Divisions in the opposition have raised Mr Moi's chances of beating seven other presidential candidates and prolonging his 13-year rule despite opposition accusations of widespread government corruption, say diplomats and analysts.
Commonwealth and US observers have protested over political violence and irregularities during nominations of opposition parliamentary candidates. Mr Moi accused the foreign observers of favouring the opposition, saying the fact that he invited them proved his commitment to free and fair elections.
Opposition leaders have accused Mr Moi of bribing opposition candidates to defect or stand down, preventing them from campaigning freely throughout the country, restricting their access to the media, manipulating the electoral timetable and instigating political violence. Mr Moi's spokesmen say these are the desperate allegations of people who know the results will show they are only also-rans.
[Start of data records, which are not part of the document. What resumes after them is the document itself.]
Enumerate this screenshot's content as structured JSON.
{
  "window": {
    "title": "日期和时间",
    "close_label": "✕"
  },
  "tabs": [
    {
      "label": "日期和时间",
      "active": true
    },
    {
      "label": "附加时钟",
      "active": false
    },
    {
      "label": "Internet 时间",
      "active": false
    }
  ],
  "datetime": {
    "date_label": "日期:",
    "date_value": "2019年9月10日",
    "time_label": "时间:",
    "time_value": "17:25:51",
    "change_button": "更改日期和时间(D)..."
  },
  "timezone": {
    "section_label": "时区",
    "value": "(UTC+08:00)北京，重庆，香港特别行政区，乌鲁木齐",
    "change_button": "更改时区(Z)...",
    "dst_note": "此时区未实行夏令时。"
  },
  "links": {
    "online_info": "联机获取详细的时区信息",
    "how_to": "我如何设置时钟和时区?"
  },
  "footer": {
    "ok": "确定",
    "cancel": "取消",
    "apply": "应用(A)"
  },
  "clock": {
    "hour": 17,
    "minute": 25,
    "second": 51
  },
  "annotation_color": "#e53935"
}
Western embassies are ready to evacuate their nationals if the elections tilt the country into civil unrest. Diplomats said yesterday that the American, French and German embassies, the British and Canadian high commissions and United Nations offices had prepared detailed plans to whisk their citizens or staff out of the country if things went wrong. The diplomats stressed they were not predicting bloodshed. 'Such plans are purely routine,' said one. 'But we've been circulating them and making sure people are aware of them.'Reuse content